**** Provided data ****

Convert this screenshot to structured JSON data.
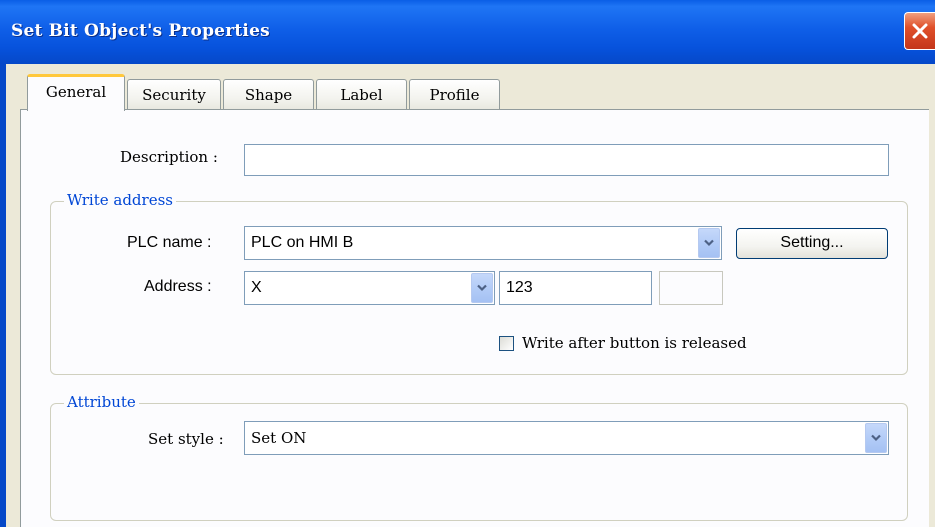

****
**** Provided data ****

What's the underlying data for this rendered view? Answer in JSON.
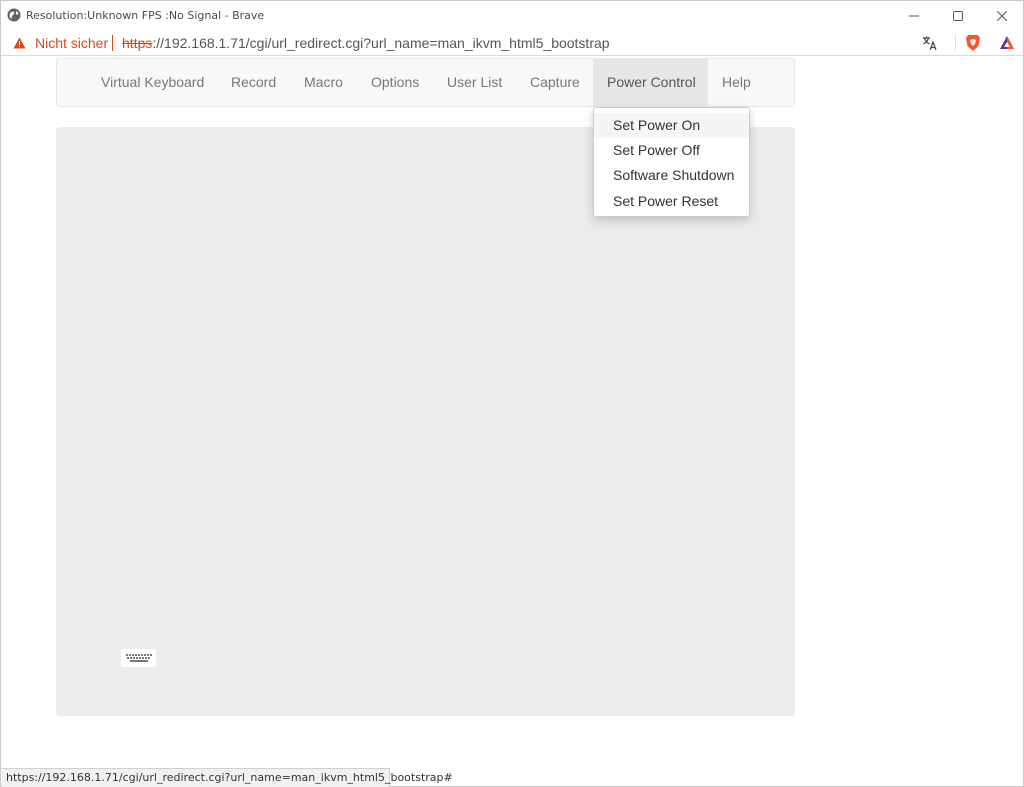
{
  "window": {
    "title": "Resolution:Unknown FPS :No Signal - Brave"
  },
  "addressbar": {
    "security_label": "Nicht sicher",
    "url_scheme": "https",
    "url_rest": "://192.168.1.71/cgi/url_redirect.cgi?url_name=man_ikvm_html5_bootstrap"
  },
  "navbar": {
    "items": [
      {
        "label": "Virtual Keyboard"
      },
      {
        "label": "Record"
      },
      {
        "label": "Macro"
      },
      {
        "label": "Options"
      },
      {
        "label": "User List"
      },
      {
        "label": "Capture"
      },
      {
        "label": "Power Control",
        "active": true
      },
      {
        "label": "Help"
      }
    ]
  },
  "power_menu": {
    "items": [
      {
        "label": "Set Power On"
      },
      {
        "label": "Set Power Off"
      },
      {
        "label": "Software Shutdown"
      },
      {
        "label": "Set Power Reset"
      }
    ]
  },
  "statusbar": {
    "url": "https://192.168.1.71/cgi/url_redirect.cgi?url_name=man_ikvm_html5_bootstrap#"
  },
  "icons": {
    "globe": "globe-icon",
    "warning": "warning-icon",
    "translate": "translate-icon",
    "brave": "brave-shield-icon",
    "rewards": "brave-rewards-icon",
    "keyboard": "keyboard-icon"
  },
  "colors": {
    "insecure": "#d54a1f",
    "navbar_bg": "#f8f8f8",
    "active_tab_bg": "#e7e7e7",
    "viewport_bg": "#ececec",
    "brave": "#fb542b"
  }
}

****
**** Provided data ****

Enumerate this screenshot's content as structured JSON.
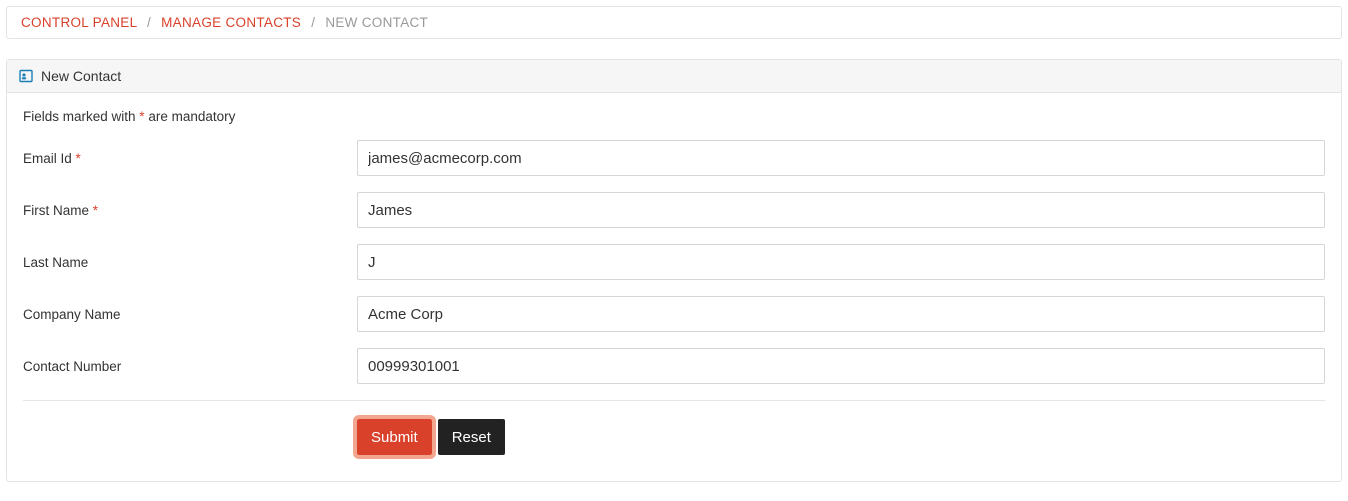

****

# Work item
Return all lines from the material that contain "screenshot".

# Your solution
Convert this screenshot to structured JSON data.
Enumerate this screenshot's content as structured JSON.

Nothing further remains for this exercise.